    Captain C
    Participant

    The flats may not be fit for purpose but neither is Wrexham Planning Dept’ with all the excuses they make for their lack of professional standards.

    #195308

    wrexview
    Participant

    One window per flat? This is the 21st Century surely we should be doing better than that. Hope Councillors look carefully at the layout and design of these “flats” before making a decision on the development. Would be useful to know the square footage of each flat .

    #195312

    Ioan y Ffin
    Participant

    In many European countries it is illegal to offer properties for sale without stating the accurate floor space in square metres of the property so that you know exactly how much house you are buying. For some reason we persist with the bizarre system of detailing length and breadth of each room, which makes any instant comparison near impossible. Probably the National Housebuilders Federation have lobbied hard to ensure no one can quickly tell how small their rabbit hutches are.

Content is user generated and is not moderated before posting. All content is viewed and used by you at your own risk and Wrexham.com does not warrant the accuracy or reliability of any of the information displayed. The views expressed on these Forums and social media are those of the individual contributors.
Complaint? Please use the report post tools or contact Wrexham.com .

You must be logged in to reply to this topic.

More...

“Gagged” or “postponed”? Council take legal advice and say member motion on Local Development Plan won’t appear on Full Council meeting agenda

News

“Good people pay their rent, these sort of people have their rent paid for them” says Lead Councillor

News

Former Cefn Mawr bank set to be turned into apartments despite concerns over lack of parking

News

Enough electricity to make over 1,540,000,000 cups of tea generated by solar panels in Wrexham

News
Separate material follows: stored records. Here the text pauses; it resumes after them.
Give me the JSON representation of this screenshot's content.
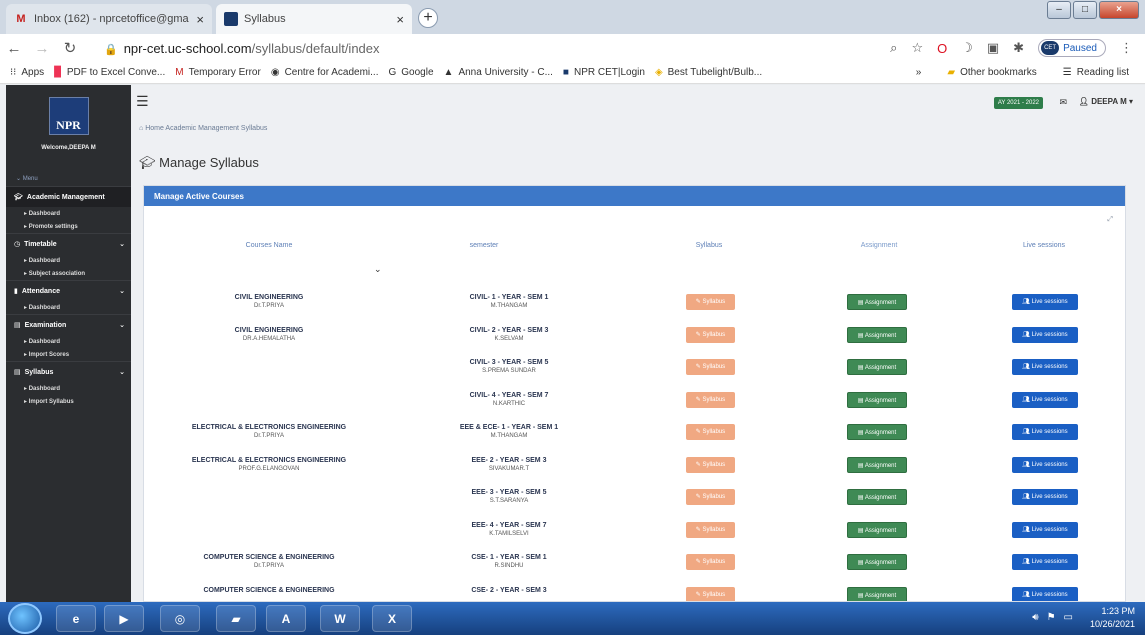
{
  "browser": {
    "tabs": [
      {
        "title": "Inbox (162) - nprcetoffice@gma",
        "icon": "gmail-icon"
      },
      {
        "title": "Syllabus",
        "icon": "npr-icon"
      }
    ],
    "url_host": "npr-cet.uc-school.com",
    "url_path": "/syllabus/default/index",
    "profile_status": "Paused",
    "profile_label": "CET",
    "bookmarks": [
      "Apps",
      "PDF to Excel Conve...",
      "Temporary Error",
      "Centre for Academi...",
      "Google",
      "Anna University - C...",
      "NPR CET|Login",
      "Best Tubelight/Bulb..."
    ],
    "other_bookmarks": "Other bookmarks",
    "reading_list": "Reading list",
    "more": "»"
  },
  "sidebar": {
    "logo": "NPR",
    "welcome": "Welcome,DEEPA M",
    "menu_label": "Menu",
    "groups": [
      {
        "label": "Academic Management",
        "items": [
          "Dashboard",
          "Promote settings"
        ],
        "active": true
      },
      {
        "label": "Timetable",
        "items": [
          "Dashboard",
          "Subject association"
        ]
      },
      {
        "label": "Attendance",
        "items": [
          "Dashboard"
        ]
      },
      {
        "label": "Examination",
        "items": [
          "Dashboard",
          "Import Scores"
        ]
      },
      {
        "label": "Syllabus",
        "items": [
          "Dashboard",
          "Import Syllabus"
        ]
      }
    ]
  },
  "header": {
    "academic_year": "AY 2021 - 2022",
    "user": "DEEPA M"
  },
  "breadcrumb": "Home  Academic Management  Syllabus",
  "page_title": "Manage Syllabus",
  "card": {
    "title": "Manage Active Courses",
    "columns": [
      "Courses Name",
      "semester",
      "Syllabus",
      "Assignment",
      "Live sessions"
    ],
    "buttons": {
      "syllabus": "Syllabus",
      "assignment": "Assignment",
      "live": "Live sessions"
    },
    "rows": [
      {
        "course": "CIVIL ENGINEERING",
        "faculty": "Dr.T.PRIYA",
        "semester": "CIVIL- 1 - YEAR - SEM 1",
        "sem_faculty": "M.THANGAM"
      },
      {
        "course": "CIVIL ENGINEERING",
        "faculty": "DR.A.HEMALATHA",
        "semester": "CIVIL- 2 - YEAR - SEM 3",
        "sem_faculty": "K.SELVAM"
      },
      {
        "course": "",
        "faculty": "",
        "semester": "CIVIL- 3 - YEAR - SEM 5",
        "sem_faculty": "S.PREMA SUNDAR"
      },
      {
        "course": "",
        "faculty": "",
        "semester": "CIVIL- 4 - YEAR - SEM 7",
        "sem_faculty": "N.KARTHIC"
      },
      {
        "course": "ELECTRICAL & ELECTRONICS ENGINEERING",
        "faculty": "Dr.T.PRIYA",
        "semester": "EEE & ECE- 1 - YEAR - SEM 1",
        "sem_faculty": "M.THANGAM"
      },
      {
        "course": "ELECTRICAL & ELECTRONICS ENGINEERING",
        "faculty": "PROF.G.ELANGOVAN",
        "semester": "EEE- 2 - YEAR - SEM 3",
        "sem_faculty": "SIVAKUMAR.T"
      },
      {
        "course": "",
        "faculty": "",
        "semester": "EEE- 3 - YEAR - SEM 5",
        "sem_faculty": "S.T.SARANYA"
      },
      {
        "course": "",
        "faculty": "",
        "semester": "EEE- 4 - YEAR - SEM 7",
        "sem_faculty": "K.TAMILSELVI"
      },
      {
        "course": "COMPUTER SCIENCE & ENGINEERING",
        "faculty": "Dr.T.PRIYA",
        "semester": "CSE- 1 - YEAR - SEM 1",
        "sem_faculty": "R.SINDHU"
      },
      {
        "course": "COMPUTER SCIENCE & ENGINEERING",
        "faculty": "",
        "semester": "CSE- 2 - YEAR - SEM 3",
        "sem_faculty": ""
      }
    ]
  },
  "taskbar": {
    "time": "1:23 PM",
    "date": "10/26/2021"
  }
}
Health Board chief: “Initially, I am not expecting a big drop of vaccine in North Wales”

Flintshire

Plas Madoc Leisure Centre seen as “vital” in new Wales-wide study on strong communities

News